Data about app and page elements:

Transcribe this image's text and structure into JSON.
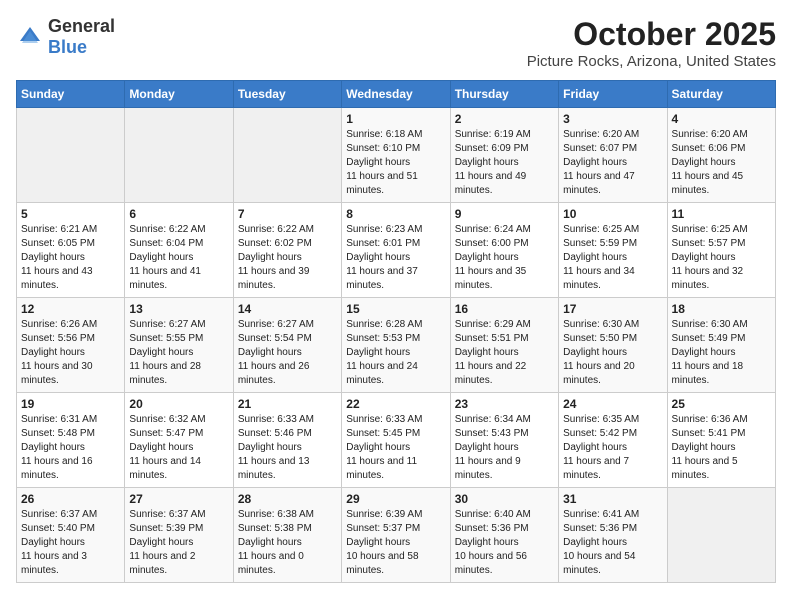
{
  "header": {
    "logo_general": "General",
    "logo_blue": "Blue",
    "month": "October 2025",
    "location": "Picture Rocks, Arizona, United States"
  },
  "weekdays": [
    "Sunday",
    "Monday",
    "Tuesday",
    "Wednesday",
    "Thursday",
    "Friday",
    "Saturday"
  ],
  "weeks": [
    [
      {
        "day": "",
        "empty": true
      },
      {
        "day": "",
        "empty": true
      },
      {
        "day": "",
        "empty": true
      },
      {
        "day": "1",
        "sunrise": "6:18 AM",
        "sunset": "6:10 PM",
        "daylight": "11 hours and 51 minutes."
      },
      {
        "day": "2",
        "sunrise": "6:19 AM",
        "sunset": "6:09 PM",
        "daylight": "11 hours and 49 minutes."
      },
      {
        "day": "3",
        "sunrise": "6:20 AM",
        "sunset": "6:07 PM",
        "daylight": "11 hours and 47 minutes."
      },
      {
        "day": "4",
        "sunrise": "6:20 AM",
        "sunset": "6:06 PM",
        "daylight": "11 hours and 45 minutes."
      }
    ],
    [
      {
        "day": "5",
        "sunrise": "6:21 AM",
        "sunset": "6:05 PM",
        "daylight": "11 hours and 43 minutes."
      },
      {
        "day": "6",
        "sunrise": "6:22 AM",
        "sunset": "6:04 PM",
        "daylight": "11 hours and 41 minutes."
      },
      {
        "day": "7",
        "sunrise": "6:22 AM",
        "sunset": "6:02 PM",
        "daylight": "11 hours and 39 minutes."
      },
      {
        "day": "8",
        "sunrise": "6:23 AM",
        "sunset": "6:01 PM",
        "daylight": "11 hours and 37 minutes."
      },
      {
        "day": "9",
        "sunrise": "6:24 AM",
        "sunset": "6:00 PM",
        "daylight": "11 hours and 35 minutes."
      },
      {
        "day": "10",
        "sunrise": "6:25 AM",
        "sunset": "5:59 PM",
        "daylight": "11 hours and 34 minutes."
      },
      {
        "day": "11",
        "sunrise": "6:25 AM",
        "sunset": "5:57 PM",
        "daylight": "11 hours and 32 minutes."
      }
    ],
    [
      {
        "day": "12",
        "sunrise": "6:26 AM",
        "sunset": "5:56 PM",
        "daylight": "11 hours and 30 minutes."
      },
      {
        "day": "13",
        "sunrise": "6:27 AM",
        "sunset": "5:55 PM",
        "daylight": "11 hours and 28 minutes."
      },
      {
        "day": "14",
        "sunrise": "6:27 AM",
        "sunset": "5:54 PM",
        "daylight": "11 hours and 26 minutes."
      },
      {
        "day": "15",
        "sunrise": "6:28 AM",
        "sunset": "5:53 PM",
        "daylight": "11 hours and 24 minutes."
      },
      {
        "day": "16",
        "sunrise": "6:29 AM",
        "sunset": "5:51 PM",
        "daylight": "11 hours and 22 minutes."
      },
      {
        "day": "17",
        "sunrise": "6:30 AM",
        "sunset": "5:50 PM",
        "daylight": "11 hours and 20 minutes."
      },
      {
        "day": "18",
        "sunrise": "6:30 AM",
        "sunset": "5:49 PM",
        "daylight": "11 hours and 18 minutes."
      }
    ],
    [
      {
        "day": "19",
        "sunrise": "6:31 AM",
        "sunset": "5:48 PM",
        "daylight": "11 hours and 16 minutes."
      },
      {
        "day": "20",
        "sunrise": "6:32 AM",
        "sunset": "5:47 PM",
        "daylight": "11 hours and 14 minutes."
      },
      {
        "day": "21",
        "sunrise": "6:33 AM",
        "sunset": "5:46 PM",
        "daylight": "11 hours and 13 minutes."
      },
      {
        "day": "22",
        "sunrise": "6:33 AM",
        "sunset": "5:45 PM",
        "daylight": "11 hours and 11 minutes."
      },
      {
        "day": "23",
        "sunrise": "6:34 AM",
        "sunset": "5:43 PM",
        "daylight": "11 hours and 9 minutes."
      },
      {
        "day": "24",
        "sunrise": "6:35 AM",
        "sunset": "5:42 PM",
        "daylight": "11 hours and 7 minutes."
      },
      {
        "day": "25",
        "sunrise": "6:36 AM",
        "sunset": "5:41 PM",
        "daylight": "11 hours and 5 minutes."
      }
    ],
    [
      {
        "day": "26",
        "sunrise": "6:37 AM",
        "sunset": "5:40 PM",
        "daylight": "11 hours and 3 minutes."
      },
      {
        "day": "27",
        "sunrise": "6:37 AM",
        "sunset": "5:39 PM",
        "daylight": "11 hours and 2 minutes."
      },
      {
        "day": "28",
        "sunrise": "6:38 AM",
        "sunset": "5:38 PM",
        "daylight": "11 hours and 0 minutes."
      },
      {
        "day": "29",
        "sunrise": "6:39 AM",
        "sunset": "5:37 PM",
        "daylight": "10 hours and 58 minutes."
      },
      {
        "day": "30",
        "sunrise": "6:40 AM",
        "sunset": "5:36 PM",
        "daylight": "10 hours and 56 minutes."
      },
      {
        "day": "31",
        "sunrise": "6:41 AM",
        "sunset": "5:36 PM",
        "daylight": "10 hours and 54 minutes."
      },
      {
        "day": "",
        "empty": true
      }
    ]
  ],
  "labels": {
    "sunrise_prefix": "Sunrise: ",
    "sunset_prefix": "Sunset: ",
    "daylight_label": "Daylight hours"
  }
}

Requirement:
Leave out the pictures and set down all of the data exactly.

Exercise answer:
Transcribe this image's text and structure into JSON.
{
  "header": {
    "logo_general": "General",
    "logo_blue": "Blue",
    "month": "October 2025",
    "location": "Picture Rocks, Arizona, United States"
  },
  "weekdays": [
    "Sunday",
    "Monday",
    "Tuesday",
    "Wednesday",
    "Thursday",
    "Friday",
    "Saturday"
  ],
  "weeks": [
    [
      {
        "day": "",
        "empty": true
      },
      {
        "day": "",
        "empty": true
      },
      {
        "day": "",
        "empty": true
      },
      {
        "day": "1",
        "sunrise": "6:18 AM",
        "sunset": "6:10 PM",
        "daylight": "11 hours and 51 minutes."
      },
      {
        "day": "2",
        "sunrise": "6:19 AM",
        "sunset": "6:09 PM",
        "daylight": "11 hours and 49 minutes."
      },
      {
        "day": "3",
        "sunrise": "6:20 AM",
        "sunset": "6:07 PM",
        "daylight": "11 hours and 47 minutes."
      },
      {
        "day": "4",
        "sunrise": "6:20 AM",
        "sunset": "6:06 PM",
        "daylight": "11 hours and 45 minutes."
      }
    ],
    [
      {
        "day": "5",
        "sunrise": "6:21 AM",
        "sunset": "6:05 PM",
        "daylight": "11 hours and 43 minutes."
      },
      {
        "day": "6",
        "sunrise": "6:22 AM",
        "sunset": "6:04 PM",
        "daylight": "11 hours and 41 minutes."
      },
      {
        "day": "7",
        "sunrise": "6:22 AM",
        "sunset": "6:02 PM",
        "daylight": "11 hours and 39 minutes."
      },
      {
        "day": "8",
        "sunrise": "6:23 AM",
        "sunset": "6:01 PM",
        "daylight": "11 hours and 37 minutes."
      },
      {
        "day": "9",
        "sunrise": "6:24 AM",
        "sunset": "6:00 PM",
        "daylight": "11 hours and 35 minutes."
      },
      {
        "day": "10",
        "sunrise": "6:25 AM",
        "sunset": "5:59 PM",
        "daylight": "11 hours and 34 minutes."
      },
      {
        "day": "11",
        "sunrise": "6:25 AM",
        "sunset": "5:57 PM",
        "daylight": "11 hours and 32 minutes."
      }
    ],
    [
      {
        "day": "12",
        "sunrise": "6:26 AM",
        "sunset": "5:56 PM",
        "daylight": "11 hours and 30 minutes."
      },
      {
        "day": "13",
        "sunrise": "6:27 AM",
        "sunset": "5:55 PM",
        "daylight": "11 hours and 28 minutes."
      },
      {
        "day": "14",
        "sunrise": "6:27 AM",
        "sunset": "5:54 PM",
        "daylight": "11 hours and 26 minutes."
      },
      {
        "day": "15",
        "sunrise": "6:28 AM",
        "sunset": "5:53 PM",
        "daylight": "11 hours and 24 minutes."
      },
      {
        "day": "16",
        "sunrise": "6:29 AM",
        "sunset": "5:51 PM",
        "daylight": "11 hours and 22 minutes."
      },
      {
        "day": "17",
        "sunrise": "6:30 AM",
        "sunset": "5:50 PM",
        "daylight": "11 hours and 20 minutes."
      },
      {
        "day": "18",
        "sunrise": "6:30 AM",
        "sunset": "5:49 PM",
        "daylight": "11 hours and 18 minutes."
      }
    ],
    [
      {
        "day": "19",
        "sunrise": "6:31 AM",
        "sunset": "5:48 PM",
        "daylight": "11 hours and 16 minutes."
      },
      {
        "day": "20",
        "sunrise": "6:32 AM",
        "sunset": "5:47 PM",
        "daylight": "11 hours and 14 minutes."
      },
      {
        "day": "21",
        "sunrise": "6:33 AM",
        "sunset": "5:46 PM",
        "daylight": "11 hours and 13 minutes."
      },
      {
        "day": "22",
        "sunrise": "6:33 AM",
        "sunset": "5:45 PM",
        "daylight": "11 hours and 11 minutes."
      },
      {
        "day": "23",
        "sunrise": "6:34 AM",
        "sunset": "5:43 PM",
        "daylight": "11 hours and 9 minutes."
      },
      {
        "day": "24",
        "sunrise": "6:35 AM",
        "sunset": "5:42 PM",
        "daylight": "11 hours and 7 minutes."
      },
      {
        "day": "25",
        "sunrise": "6:36 AM",
        "sunset": "5:41 PM",
        "daylight": "11 hours and 5 minutes."
      }
    ],
    [
      {
        "day": "26",
        "sunrise": "6:37 AM",
        "sunset": "5:40 PM",
        "daylight": "11 hours and 3 minutes."
      },
      {
        "day": "27",
        "sunrise": "6:37 AM",
        "sunset": "5:39 PM",
        "daylight": "11 hours and 2 minutes."
      },
      {
        "day": "28",
        "sunrise": "6:38 AM",
        "sunset": "5:38 PM",
        "daylight": "11 hours and 0 minutes."
      },
      {
        "day": "29",
        "sunrise": "6:39 AM",
        "sunset": "5:37 PM",
        "daylight": "10 hours and 58 minutes."
      },
      {
        "day": "30",
        "sunrise": "6:40 AM",
        "sunset": "5:36 PM",
        "daylight": "10 hours and 56 minutes."
      },
      {
        "day": "31",
        "sunrise": "6:41 AM",
        "sunset": "5:36 PM",
        "daylight": "10 hours and 54 minutes."
      },
      {
        "day": "",
        "empty": true
      }
    ]
  ],
  "labels": {
    "sunrise_prefix": "Sunrise: ",
    "sunset_prefix": "Sunset: ",
    "daylight_label": "Daylight hours"
  }
}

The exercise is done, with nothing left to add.